Since the very notion of diesel-fuelled vehicles has been called into question lately, what I’m about to write may seem very odd as little as five years from now, but here goes anyway: right now, in 2017, the most obvious choice if engine for a Volvo XC60 is one of the diesels.
Mike Grundon gave an account of the new XC60 a couple of months ago, so for general information about the car I suggest you read his review. At that time, access to the T5 turbo petrol engine wasn’t available, but it has since been added to the press fleet, which is why you’re reading about it now.
The R-Design costs about the same with this engine as it does with the D4 diesel. You get a lot more power for your money: the T5 produces a maximum of 251bhp, more than the diesels and less only than the much more expensive T8 Twin Engine (actually one engine and one electric motor) plug-in hybrid.
In terms of official fuel economy, the T8 leads the field easily. The T5 lags a long way behind that, and also behind the diesels, with a combined figure of under 40mpg. So, as well as not being particularly cheap to buy, it will also cost a fair bit to run, especially if you put a lot of miles on it.
A couple of years ago I would have added that its resale value would be much lower than that of the diesels, but the way things are going it’s now difficult to predict that.
Even if you ignore the resale question, the financial case for the T5 isn’t great. Still, it’s not all about money, is it? I mean, you can’t take it with you when you go.
Viewed only as a mid-sized SUV, the XC60 T5 is very impressive.
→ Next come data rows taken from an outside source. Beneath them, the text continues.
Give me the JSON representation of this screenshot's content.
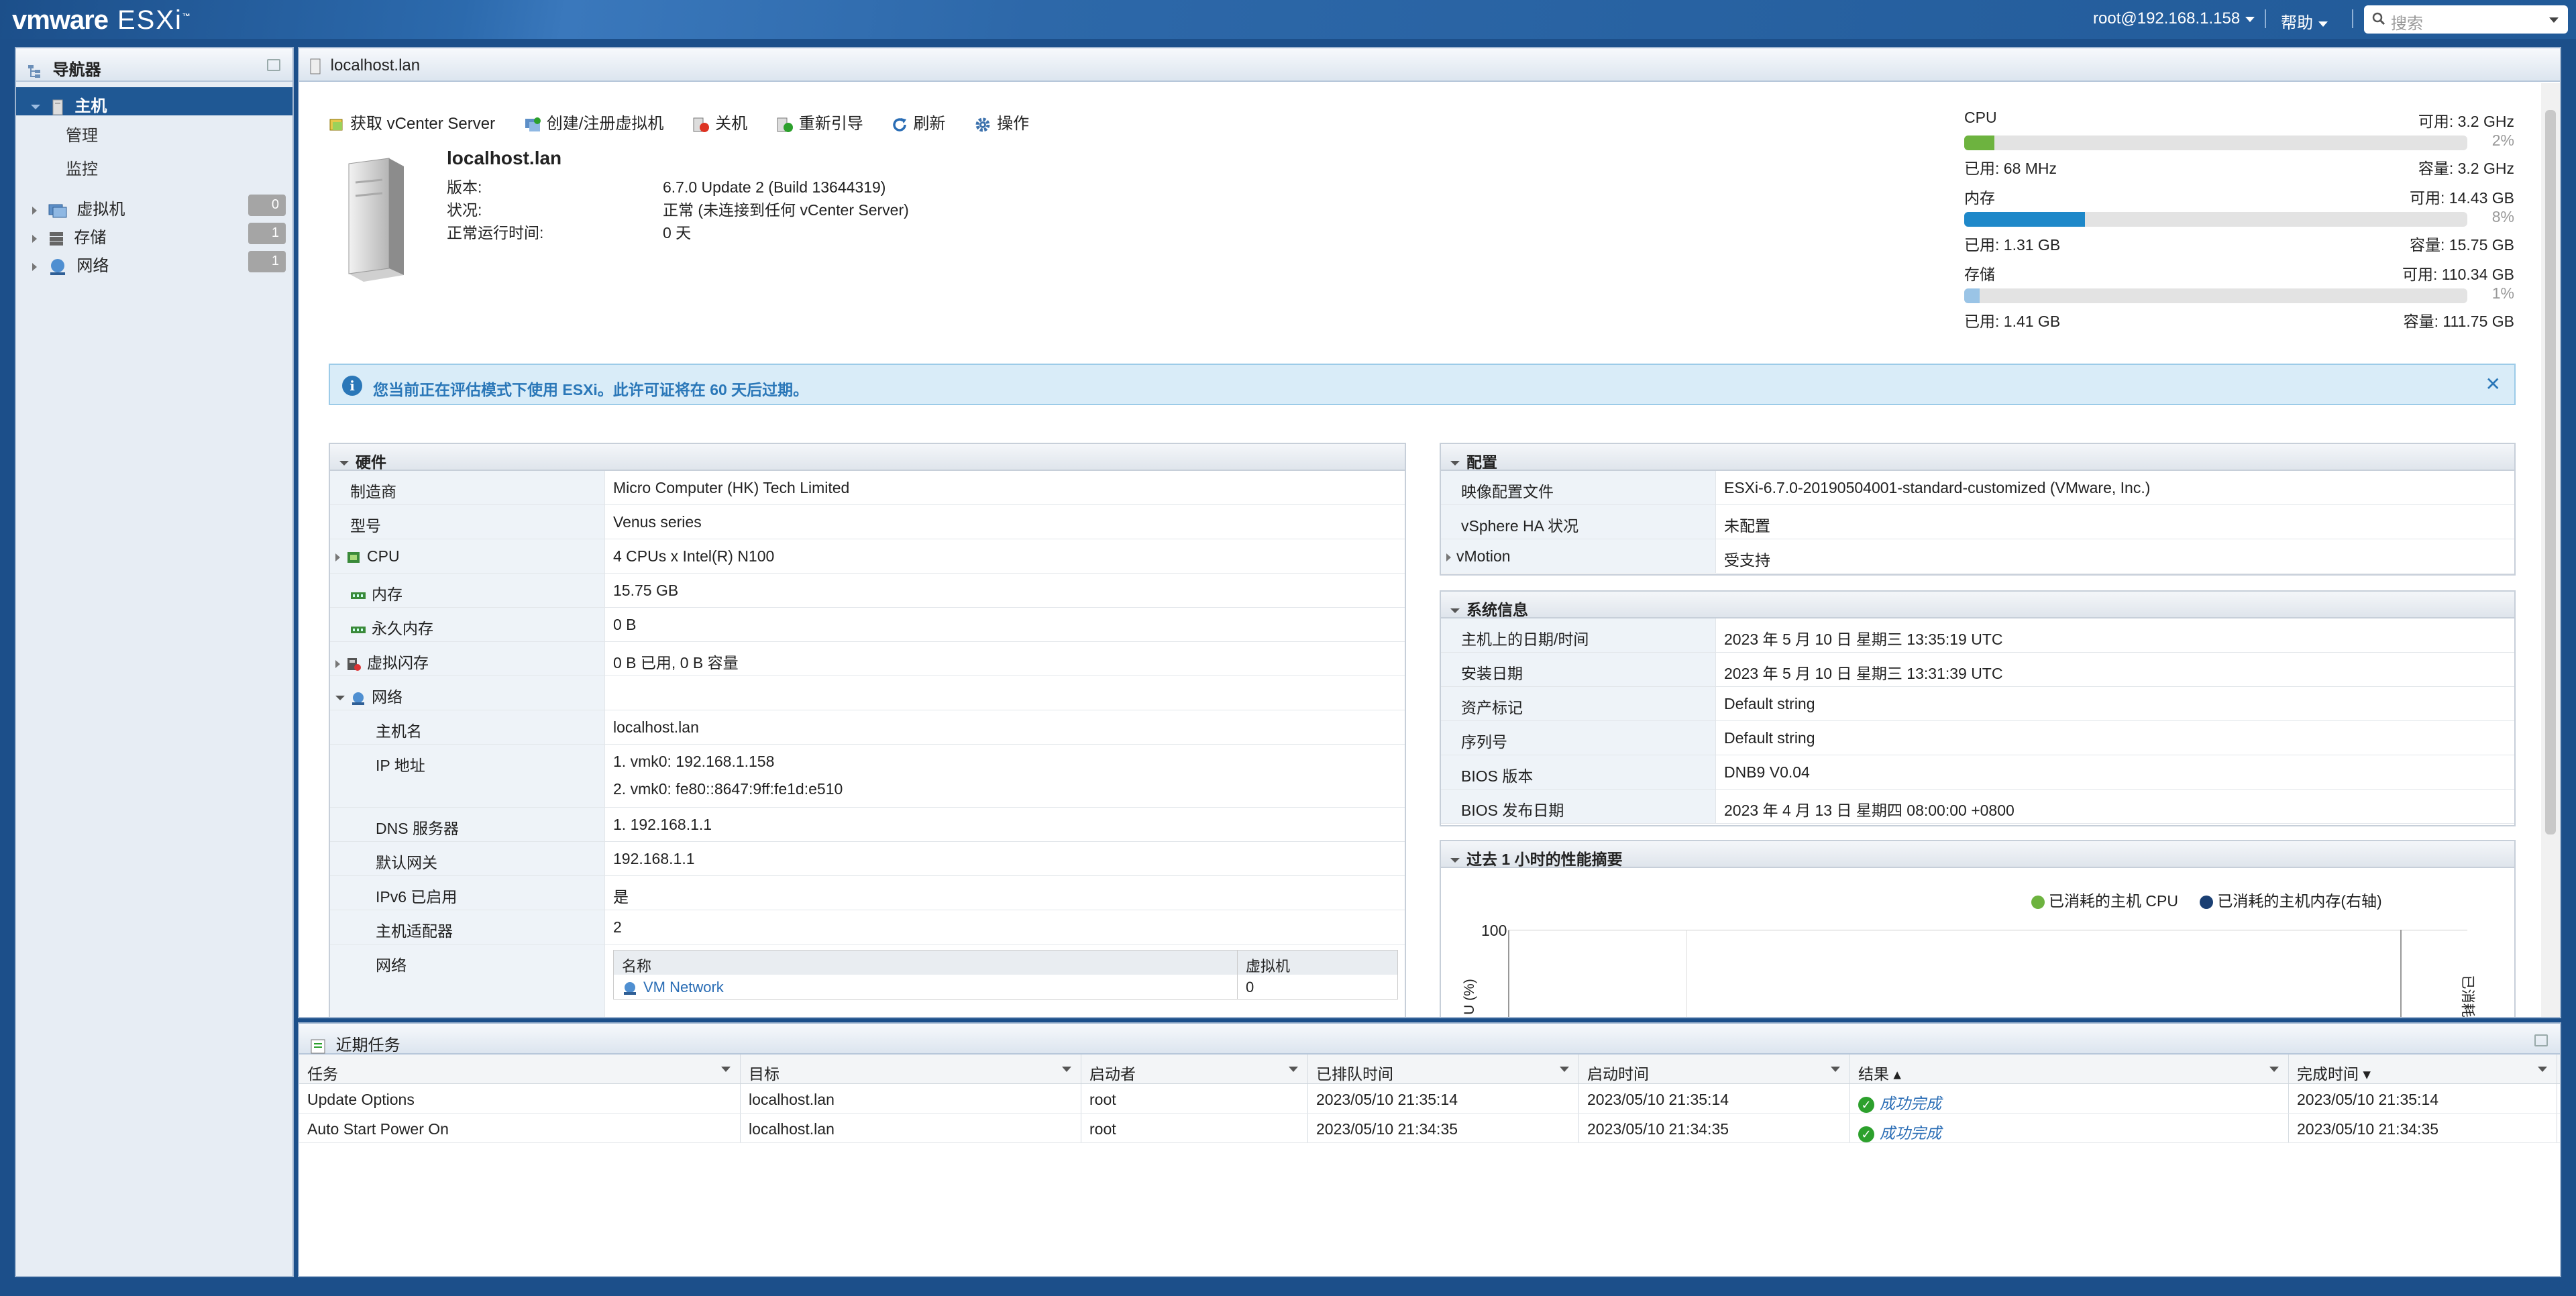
{
  "header": {
    "brand": "vmware",
    "product": "ESXi",
    "user": "root@192.168.1.158",
    "help": "帮助",
    "search_placeholder": "搜索"
  },
  "navigator": {
    "title": "导航器",
    "host_label": "主机",
    "host_sub": [
      "管理",
      "监控"
    ],
    "items": [
      {
        "label": "虚拟机",
        "count": "0"
      },
      {
        "label": "存储",
        "count": "1"
      },
      {
        "label": "网络",
        "count": "1"
      }
    ]
  },
  "main": {
    "title": "localhost.lan",
    "toolbar": [
      "获取 vCenter Server",
      "创建/注册虚拟机",
      "关机",
      "重新引导",
      "刷新",
      "操作"
    ],
    "host": {
      "name": "localhost.lan",
      "rows": [
        {
          "k": "版本:",
          "v": "6.7.0 Update 2 (Build 13644319)"
        },
        {
          "k": "状况:",
          "v": "正常 (未连接到任何 vCenter Server)"
        },
        {
          "k": "正常运行时间:",
          "v": "0 天"
        }
      ]
    },
    "resources": [
      {
        "name": "CPU",
        "free": "可用: 3.2 GHz",
        "pct_label": "2%",
        "pct": 2,
        "used": "已用: 68 MHz",
        "cap": "容量: 3.2 GHz",
        "color": "#6db33f"
      },
      {
        "name": "内存",
        "free": "可用: 14.43 GB",
        "pct_label": "8%",
        "pct": 8,
        "used": "已用: 1.31 GB",
        "cap": "容量: 15.75 GB",
        "color": "#1e88c9"
      },
      {
        "name": "存储",
        "free": "可用: 110.34 GB",
        "pct_label": "1%",
        "pct": 1,
        "used": "已用: 1.41 GB",
        "cap": "容量: 111.75 GB",
        "color": "#9ac4e6"
      }
    ],
    "banner": "您当前正在评估模式下使用 ESXi。此许可证将在 60 天后过期。",
    "hardware": {
      "title": "硬件",
      "rows": [
        {
          "k": "制造商",
          "v": "Micro Computer (HK) Tech Limited"
        },
        {
          "k": "型号",
          "v": "Venus series"
        },
        {
          "k": "CPU",
          "v": "4 CPUs x Intel(R) N100"
        },
        {
          "k": "内存",
          "v": "15.75 GB"
        },
        {
          "k": "永久内存",
          "v": "0 B"
        },
        {
          "k": "虚拟闪存",
          "v": "0 B 已用, 0 B 容量"
        },
        {
          "k": "网络",
          "v": ""
        },
        {
          "k": "主机名",
          "v": "localhost.lan"
        },
        {
          "k": "IP 地址",
          "v": "1. vmk0: 192.168.1.158",
          "v2": "2. vmk0: fe80::8647:9ff:fe1d:e510"
        },
        {
          "k": "DNS 服务器",
          "v": "1. 192.168.1.1"
        },
        {
          "k": "默认网关",
          "v": "192.168.1.1"
        },
        {
          "k": "IPv6 已启用",
          "v": "是"
        },
        {
          "k": "主机适配器",
          "v": "2"
        },
        {
          "k": "网络",
          "v": ""
        }
      ],
      "net_table": {
        "col1": "名称",
        "col2": "虚拟机",
        "row_name": "VM Network",
        "row_vms": "0"
      }
    },
    "config": {
      "title": "配置",
      "rows": [
        {
          "k": "映像配置文件",
          "v": "ESXi-6.7.0-20190504001-standard-customized (VMware, Inc.)"
        },
        {
          "k": "vSphere HA 状况",
          "v": "未配置"
        },
        {
          "k": "vMotion",
          "v": "受支持"
        }
      ]
    },
    "sysinfo": {
      "title": "系统信息",
      "rows": [
        {
          "k": "主机上的日期/时间",
          "v": "2023 年 5 月 10 日 星期三 13:35:19 UTC"
        },
        {
          "k": "安装日期",
          "v": "2023 年 5 月 10 日 星期三 13:31:39 UTC"
        },
        {
          "k": "资产标记",
          "v": "Default string"
        },
        {
          "k": "序列号",
          "v": "Default string"
        },
        {
          "k": "BIOS 版本",
          "v": "DNB9 V0.04"
        },
        {
          "k": "BIOS 发布日期",
          "v": "2023 年 4 月 13 日 星期四 08:00:00 +0800"
        }
      ]
    },
    "perf": {
      "title": "过去 1 小时的性能摘要",
      "legend_cpu": "已消耗的主机 CPU",
      "legend_mem": "已消耗的主机内存(右轴)",
      "ytick": "100",
      "ylabel": "U (%)",
      "ylabel_right": "已消耗",
      "cpu_color": "#6db33f",
      "mem_color": "#1a3f73"
    }
  },
  "tasks": {
    "title": "近期任务",
    "columns": [
      "任务",
      "目标",
      "启动者",
      "已排队时间",
      "启动时间",
      "结果 ▴",
      "完成时间 ▾"
    ],
    "rows": [
      {
        "task": "Update Options",
        "target": "localhost.lan",
        "initiator": "root",
        "queued": "2023/05/10 21:35:14",
        "started": "2023/05/10 21:35:14",
        "result": "成功完成",
        "completed": "2023/05/10 21:35:14"
      },
      {
        "task": "Auto Start Power On",
        "target": "localhost.lan",
        "initiator": "root",
        "queued": "2023/05/10 21:34:35",
        "started": "2023/05/10 21:34:35",
        "result": "成功完成",
        "completed": "2023/05/10 21:34:35"
      }
    ]
  }
}
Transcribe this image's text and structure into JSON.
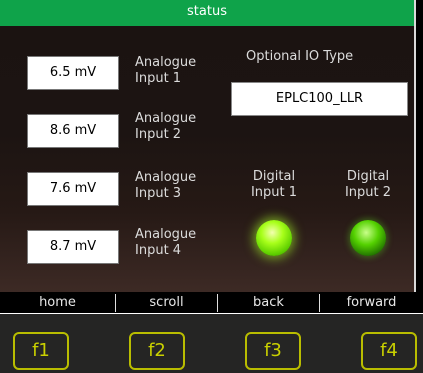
{
  "header": {
    "title": "status"
  },
  "analogue_inputs": [
    {
      "value": "6.5 mV",
      "label_line1": "Analogue",
      "label_line2": "Input 1"
    },
    {
      "value": "8.6 mV",
      "label_line1": "Analogue",
      "label_line2": "Input 2"
    },
    {
      "value": "7.6 mV",
      "label_line1": "Analogue",
      "label_line2": "Input 3"
    },
    {
      "value": "8.7 mV",
      "label_line1": "Analogue",
      "label_line2": "Input 4"
    }
  ],
  "optional_io": {
    "title": "Optional IO Type",
    "value": "EPLC100_LLR"
  },
  "digital_inputs": [
    {
      "label_line1": "Digital",
      "label_line2": "Input 1",
      "state": "on",
      "color": "#a8ff1a"
    },
    {
      "label_line1": "Digital",
      "label_line2": "Input 2",
      "state": "on",
      "color": "#54d100"
    }
  ],
  "softkeys": [
    "home",
    "scroll",
    "back",
    "forward"
  ],
  "function_keys": [
    "f1",
    "f2",
    "f3",
    "f4"
  ],
  "colors": {
    "header": "#0fa34a",
    "function_key": "#b9bd00"
  }
}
The engine is certainly powerful, as well as being quiet, but what really struck me first of all was the steering. You can adjust it using the drive mode system (which also covers throttle response, gearshift points, brake pedal weight, air-conditioning capacity, the look of the digital instrument panel and whether or not the start/stop works) but it’s always very light and precise. Some people might complain that it lacks ‘feel’ but I don’t think this is a problem.
The brake and throttle actions are admirably progressive, and I have no complaints about the handling. The ride is generally good, though the ride on the test car’s 19″ wheels can be a bit lumpy, even though the tyres fitted to them are not particularly low-profile.
As Mike said, there’s plenty of room for adult passengers and their luggage, and all versions are very well-equipped. Leather upholstery, City Safety, a powered tailgate, dual-zone climate control, LED headlights and a handsome 9″ central touchscreen are standard across the range.
That said, it’s worth pointing out that this R-Design came with £7000 worth of optional extras. These included keyless drive at £500 and smartphone integration at £300, both of which I’d expect to have been covered by the list price of slightly more than £40,000. You also have to pay £150 for a spare wheel and jack, which will become standard on all cars the day I am voted President of the World.
Engine size 1969cc
Top speed 137mph
0-62mph 6.8 seconds
Fuel economy 38.7mpg combined
CO2 emissions 167g/km
Towing capacity 2400kg (braked)
Euro NCAP not yet tested
Information correct at publication date